(Website and app data records)
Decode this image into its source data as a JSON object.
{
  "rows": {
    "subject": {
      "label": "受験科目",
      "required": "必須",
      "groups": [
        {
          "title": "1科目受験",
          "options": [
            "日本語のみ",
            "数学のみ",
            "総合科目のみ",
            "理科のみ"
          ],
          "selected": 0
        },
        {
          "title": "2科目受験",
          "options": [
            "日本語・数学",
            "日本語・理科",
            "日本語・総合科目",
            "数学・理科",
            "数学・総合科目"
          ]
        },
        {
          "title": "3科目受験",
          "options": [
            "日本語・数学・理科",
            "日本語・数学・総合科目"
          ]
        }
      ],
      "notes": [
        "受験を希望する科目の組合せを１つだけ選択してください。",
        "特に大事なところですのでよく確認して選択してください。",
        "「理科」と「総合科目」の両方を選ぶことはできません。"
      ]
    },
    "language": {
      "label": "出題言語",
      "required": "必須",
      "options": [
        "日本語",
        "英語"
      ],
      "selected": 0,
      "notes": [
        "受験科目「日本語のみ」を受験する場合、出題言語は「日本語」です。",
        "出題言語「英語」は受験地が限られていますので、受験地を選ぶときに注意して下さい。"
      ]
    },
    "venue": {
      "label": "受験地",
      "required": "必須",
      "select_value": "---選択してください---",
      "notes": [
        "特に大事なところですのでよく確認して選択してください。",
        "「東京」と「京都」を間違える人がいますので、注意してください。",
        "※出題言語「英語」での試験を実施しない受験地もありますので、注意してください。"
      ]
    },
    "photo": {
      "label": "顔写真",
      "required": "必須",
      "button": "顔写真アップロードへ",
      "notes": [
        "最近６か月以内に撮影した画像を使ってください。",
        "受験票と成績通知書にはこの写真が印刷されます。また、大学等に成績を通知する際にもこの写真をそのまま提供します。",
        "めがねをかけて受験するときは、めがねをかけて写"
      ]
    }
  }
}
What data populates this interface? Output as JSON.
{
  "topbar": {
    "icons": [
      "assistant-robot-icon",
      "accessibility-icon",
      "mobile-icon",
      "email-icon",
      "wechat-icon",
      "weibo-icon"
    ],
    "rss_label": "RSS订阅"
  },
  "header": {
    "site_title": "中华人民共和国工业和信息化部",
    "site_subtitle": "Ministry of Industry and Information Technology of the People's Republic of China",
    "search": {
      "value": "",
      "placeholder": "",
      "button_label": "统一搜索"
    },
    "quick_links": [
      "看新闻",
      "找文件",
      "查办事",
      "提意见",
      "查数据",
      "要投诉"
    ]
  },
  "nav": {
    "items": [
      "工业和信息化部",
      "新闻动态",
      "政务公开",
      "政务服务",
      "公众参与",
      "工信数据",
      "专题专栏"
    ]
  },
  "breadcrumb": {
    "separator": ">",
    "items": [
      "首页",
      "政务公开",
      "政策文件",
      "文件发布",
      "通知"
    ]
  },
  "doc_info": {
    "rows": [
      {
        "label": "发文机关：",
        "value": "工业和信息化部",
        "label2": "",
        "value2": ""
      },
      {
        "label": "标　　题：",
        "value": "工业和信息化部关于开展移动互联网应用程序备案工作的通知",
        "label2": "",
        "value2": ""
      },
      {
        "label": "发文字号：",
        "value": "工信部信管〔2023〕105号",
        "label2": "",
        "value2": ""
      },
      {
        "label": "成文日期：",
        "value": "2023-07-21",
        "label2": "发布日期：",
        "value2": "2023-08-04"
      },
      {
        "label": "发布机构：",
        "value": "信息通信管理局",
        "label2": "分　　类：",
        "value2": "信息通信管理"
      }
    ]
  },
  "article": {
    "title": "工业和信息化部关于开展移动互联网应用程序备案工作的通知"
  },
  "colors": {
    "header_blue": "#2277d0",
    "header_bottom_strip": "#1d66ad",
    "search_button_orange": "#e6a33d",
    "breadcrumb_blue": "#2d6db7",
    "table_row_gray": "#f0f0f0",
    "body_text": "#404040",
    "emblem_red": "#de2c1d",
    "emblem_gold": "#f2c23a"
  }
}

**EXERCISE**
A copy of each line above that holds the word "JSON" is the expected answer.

**ANSWER AREA**
Decode this image into its source data as a JSON object.
What data populates this interface? Output as JSON.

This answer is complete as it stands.